▶ Records shown:
==================================================

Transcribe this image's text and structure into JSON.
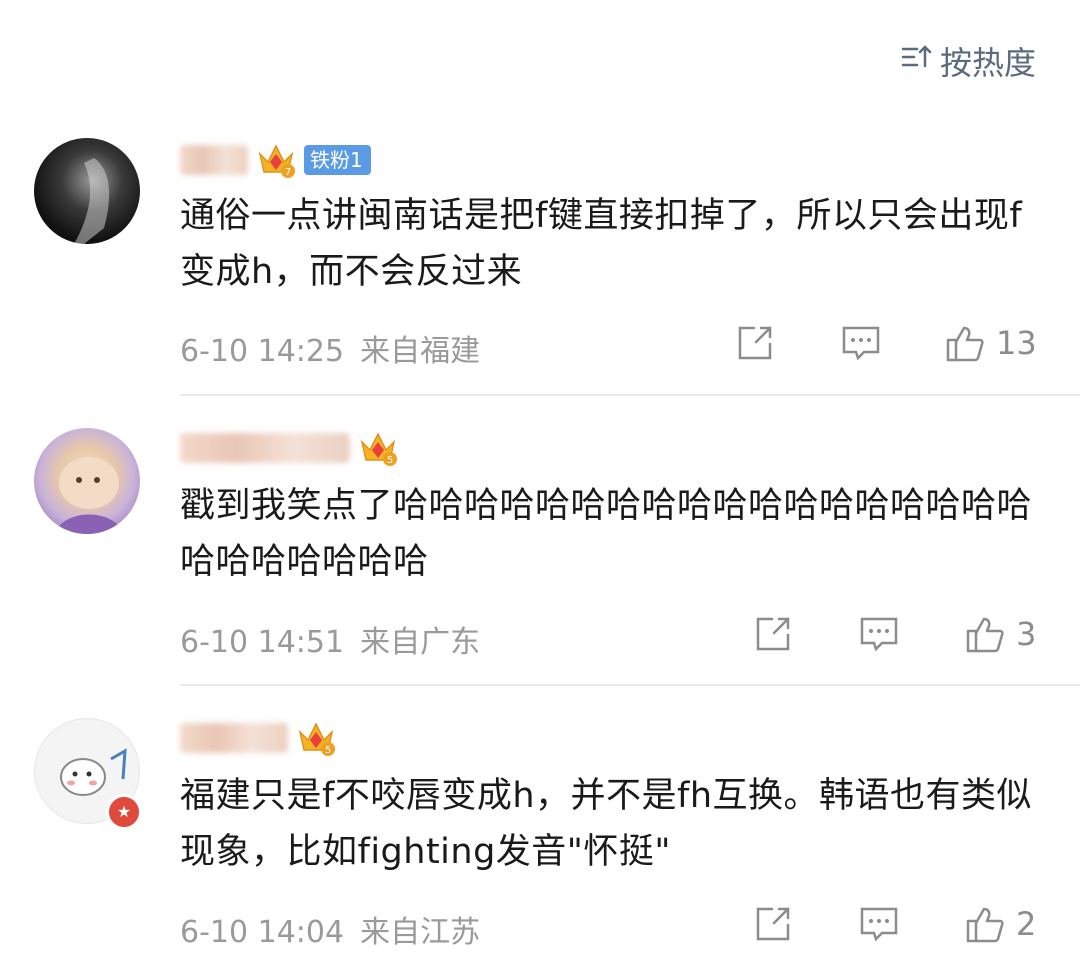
{
  "sort": {
    "label": "按热度"
  },
  "comments": [
    {
      "fan_tag": "铁粉1",
      "crown_level": "7",
      "text": "通俗一点讲闽南话是把f键直接扣掉了，所以只会出现f变成h，而不会反过来",
      "time": "6-10 14:25",
      "location": "来自福建",
      "likes": "13"
    },
    {
      "crown_level": "5",
      "text": "戳到我笑点了哈哈哈哈哈哈哈哈哈哈哈哈哈哈哈哈哈哈哈哈哈哈哈哈哈",
      "time": "6-10 14:51",
      "location": "来自广东",
      "likes": "3"
    },
    {
      "crown_level": "5",
      "text": "福建只是f不咬唇变成h，并不是fh互换。韩语也有类似现象，比如fighting发音\"怀挺\"",
      "time": "6-10 14:04",
      "location": "来自江苏",
      "likes": "2"
    }
  ]
}
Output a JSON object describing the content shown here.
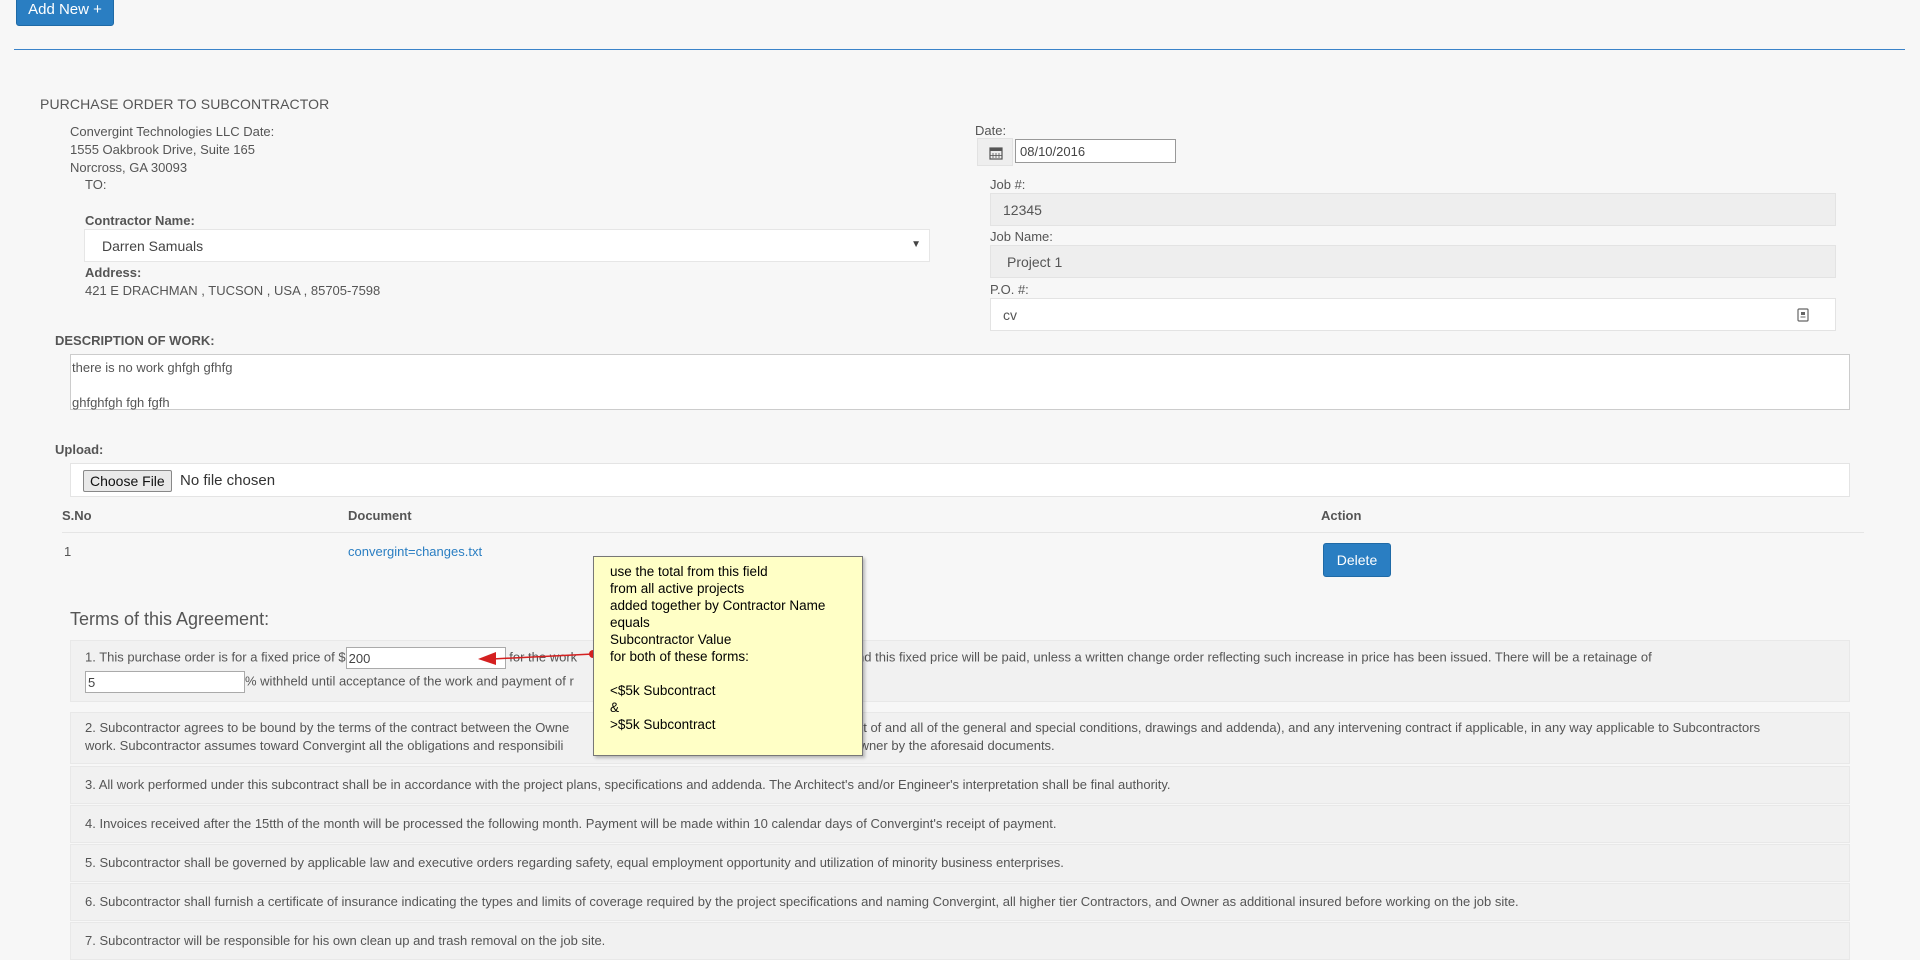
{
  "toolbar": {
    "add_new_label": "Add New +"
  },
  "po": {
    "title": "PURCHASE ORDER TO SUBCONTRACTOR",
    "company_line": "Convergint Technologies LLC Date:",
    "street": "1555 Oakbrook Drive, Suite 165",
    "city": "Norcross, GA 30093",
    "to_label": "TO:"
  },
  "contractor": {
    "label": "Contractor Name:",
    "value": "Darren Samuals",
    "address_label": "Address:",
    "address_value": "421 E DRACHMAN , TUCSON , USA , 85705-7598"
  },
  "right": {
    "date_label": "Date:",
    "date_value": "08/10/2016",
    "job_no_label": "Job #:",
    "job_no_value": "12345",
    "job_name_label": "Job Name:",
    "job_name_value": "Project 1",
    "po_no_label": "P.O. #:",
    "po_no_value": "cv"
  },
  "description": {
    "label": "DESCRIPTION OF WORK:",
    "line1": "there is no work ghfgh gfhfg",
    "line2": "ghfghfgh fgh fgfh"
  },
  "upload": {
    "label": "Upload:",
    "choose_label": "Choose File",
    "no_file_text": "No file chosen"
  },
  "documents": {
    "headers": {
      "sno": "S.No",
      "document": "Document",
      "action": "Action"
    },
    "rows": [
      {
        "sno": "1",
        "document": "convergint=changes.txt",
        "action": "Delete"
      }
    ]
  },
  "terms": {
    "title": "Terms of this Agreement:",
    "t1_a": "1. This purchase order is for a fixed price of $",
    "t1_price": "200",
    "t1_b": "for the work",
    "t1_c": "nt beyond this fixed price will be paid, unless a written change order reflecting such increase in price has been issued. There will be a retainage of",
    "t1_retainage": "5",
    "t1_d": "% withheld until acceptance of the work and payment of r",
    "t2_a": "2. Subcontractor agrees to be bound by the terms of the contract between the Owne",
    "t2_b": "part of and all of the general and special conditions, drawings and addenda), and any intervening contract if applicable, in any way applicable to Subcontractors",
    "t2_c": "work. Subcontractor assumes toward Convergint all the obligations and responsibili",
    "t2_d": "e Owner by the aforesaid documents.",
    "t3": "3. All work performed under this subcontract shall be in accordance with the project plans, specifications and addenda. The Architect's and/or Engineer's interpretation shall be final authority.",
    "t4": "4. Invoices received after the 15tth of the month will be processed the following month. Payment will be made within 10 calendar days of Convergint's receipt of payment.",
    "t5": "5. Subcontractor shall be governed by applicable law and executive orders regarding safety, equal employment opportunity and utilization of minority business enterprises.",
    "t6": "6. Subcontractor shall furnish a certificate of insurance indicating the types and limits of coverage required by the project specifications and naming Convergint, all higher tier Contractors, and Owner as additional insured before working on the job site.",
    "t7": "7. Subcontractor will be responsible for his own clean up and trash removal on the job site."
  },
  "annotation": {
    "text": "use the total from this field\nfrom all active projects\nadded together by Contractor Name\nequals\nSubcontractor Value\nfor both of these forms:\n\n<$5k Subcontract\n&\n>$5k Subcontract",
    "arrow_color": "#d42020"
  },
  "colors": {
    "accent": "#2a7ec2",
    "note_bg": "#ffffc6"
  }
}
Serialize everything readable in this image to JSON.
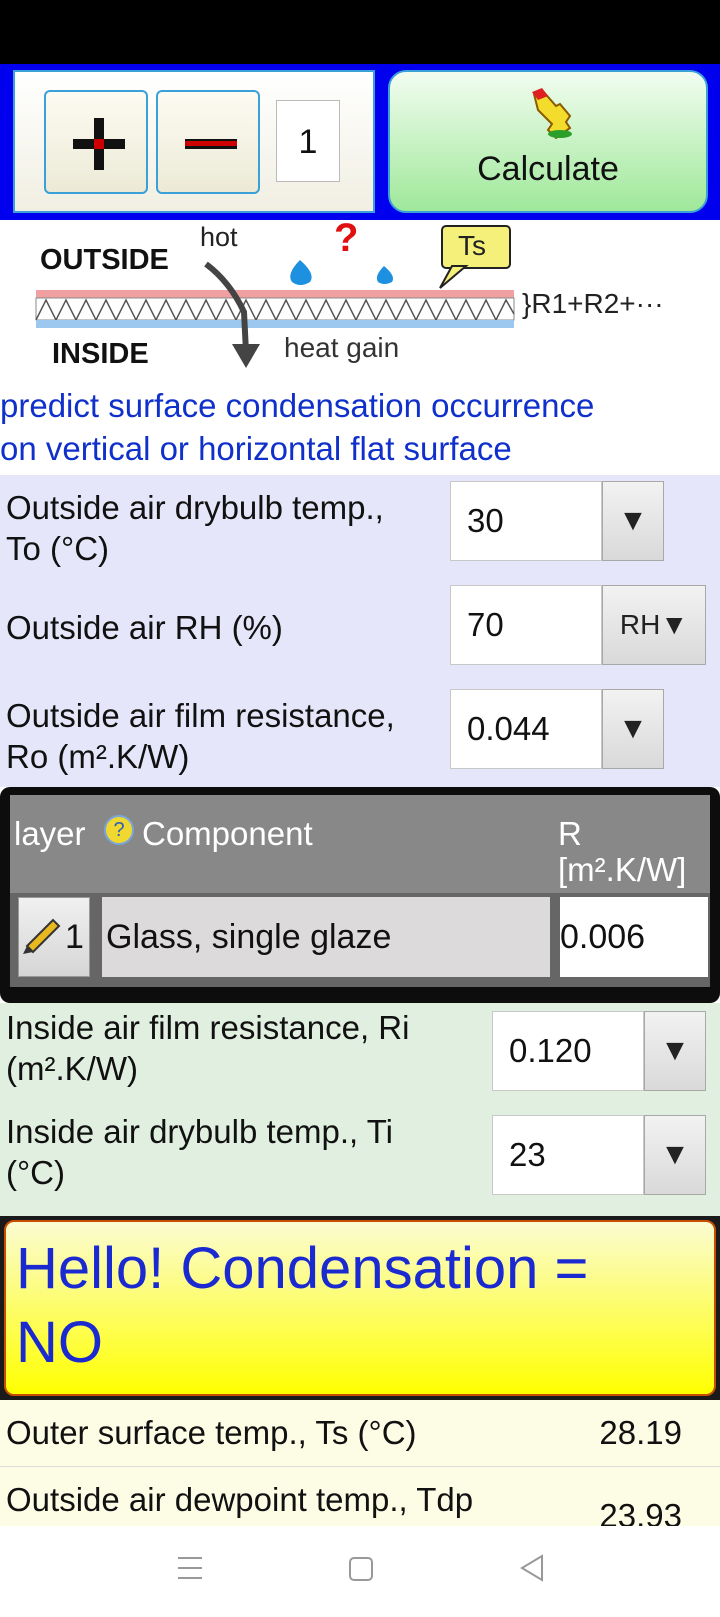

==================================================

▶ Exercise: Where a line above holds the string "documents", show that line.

▶ Answer section:
  "documents": {
    "t2_d": "e Owner by the aforesaid documents.",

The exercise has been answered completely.